What this means is that if you have two DUI/DWI convictions in the past ten years prior to your cancellation application, you will likely be denied for lacking good moral character-even if you have been in the US for the requisite ten years and can demonstrate exceptional and extremely unusual hardship to a US citizen/lawful permanent resident spouse, parent, or child. From a legal perspective, this case is extremely troubling and follows a recent line of cases essentially stripping judges of their discretion. In these types of cases, judges will be realistically foreclosed from considering the context and other relevant circumstances in determining whether an applicant with multiple DWIs has good moral character. While the presumption is technically rebuttable, applicants are practically saddled with a nearly insurmountable burden. As the decision notes: "absent substantial relevant and credible contrary evidence, multiple DUI convictions require that the immigration judge deny cancellation of removal." Moreover, evidence of reformation or rehabilitation after the convictions does not demonstrate in and of itself good moral character. Unfortunately, given this logic, it is hard to conceive what will be probative then in overcoming the presumption. Instead of letting judges decide how drunk driving convictions reflect upon a person's character, the convictions are virtually non-starters in terms of cancellation requests.

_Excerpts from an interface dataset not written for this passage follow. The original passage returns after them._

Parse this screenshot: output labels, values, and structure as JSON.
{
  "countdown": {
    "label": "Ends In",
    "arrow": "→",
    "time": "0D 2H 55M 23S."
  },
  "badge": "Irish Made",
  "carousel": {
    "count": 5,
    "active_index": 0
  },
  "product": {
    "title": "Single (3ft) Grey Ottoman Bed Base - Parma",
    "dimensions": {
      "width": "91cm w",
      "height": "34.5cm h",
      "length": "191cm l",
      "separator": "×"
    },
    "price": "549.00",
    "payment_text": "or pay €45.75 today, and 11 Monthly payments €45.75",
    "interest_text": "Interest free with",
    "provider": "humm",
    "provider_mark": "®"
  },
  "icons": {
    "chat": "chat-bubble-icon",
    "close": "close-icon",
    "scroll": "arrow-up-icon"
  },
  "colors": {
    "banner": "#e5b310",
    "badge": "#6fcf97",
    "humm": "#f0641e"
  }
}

Another disturbing aspect is the opinion's facile observation that all 50 states have criminalized drunk driving. This is erroneous. New Jersey, in particular, treats drunk driving very harshly with extremely severe penalties, including potential incarceration. Nevertheless, DWI does not represent a criminal offense nor is it punished under the New Jersey Criminal Code 2C. As a consequence, New Jersey residents (and residents of other states which do not criminalize drunk driving) stand to be treated and perceived as felons before the immigration court for offenses which are not even crimes.

But perhaps the most troubling part of this case are the ramifications of an inconspicuous footnote placed literally at the very end of the opinion. In the footnote, the Attorney General notes that adjustment of status is another type of discretionary application, which-though not the subject of the decision-ought to include consideration of whether applicants with multiple DUIs merit a favorable exercise of discretion. In legal terms, this is what is called "dictum," incidental comments not essential to the decision or to be accorded the same precedential deference as language in the main body. However, these casual remarks may open the door for adjudicators to begin denying adjustment of status applications involving applicants with multiple drunk driving convictions, even though it is well settled that a drunk driving conviction-even multiple ones-- is generally not considered an inadmissible or deportable offense. What's more, this may represent the incipient stirrings of an effort to expand the contours of inadmissible and deportable conduct beyond what is statutorily prescribed. Adjustment of status applicants may soon need to be wary not only of financial issues (raised by the new public charge guidelines) but also of any infractions and minor offenses that are not even criminal in nature.

No Comments

Leave a comment
Comment Information

PROFESSIONAL RECOGNITION

    • Avvo Rating 10.0 | Superb
    • Client Distinction Award martindale.com | 2016 Martindale-Hubbell Client Distinction Award
    • New Jersey State Bar Association | Paris Lee Chair - Immigration Section 2015-2016
    • Nationally Recognized | Newsweek Nationwide Showcase | Top Attorneys 2013
    • New Jersey Chapter | American Immigration Lawyers Association | Angie Garasia | Chapter Chair 2015-2016
Email Us For A Response

Start Your Case Evaluation

Bold labels are required.

Contact Information
disclaimer.

The use of the Internet or this form for communication with the firm or any individual member of the firm does not establish an attorney-client relationship. Confidential or time-sensitive information should not be sent through this form.

close

Lee & Garasia, LLC
190 State Route 27
Edison, NJ 08820

Map & Directions

icon phone732-516-1717 icon phone888-404-5876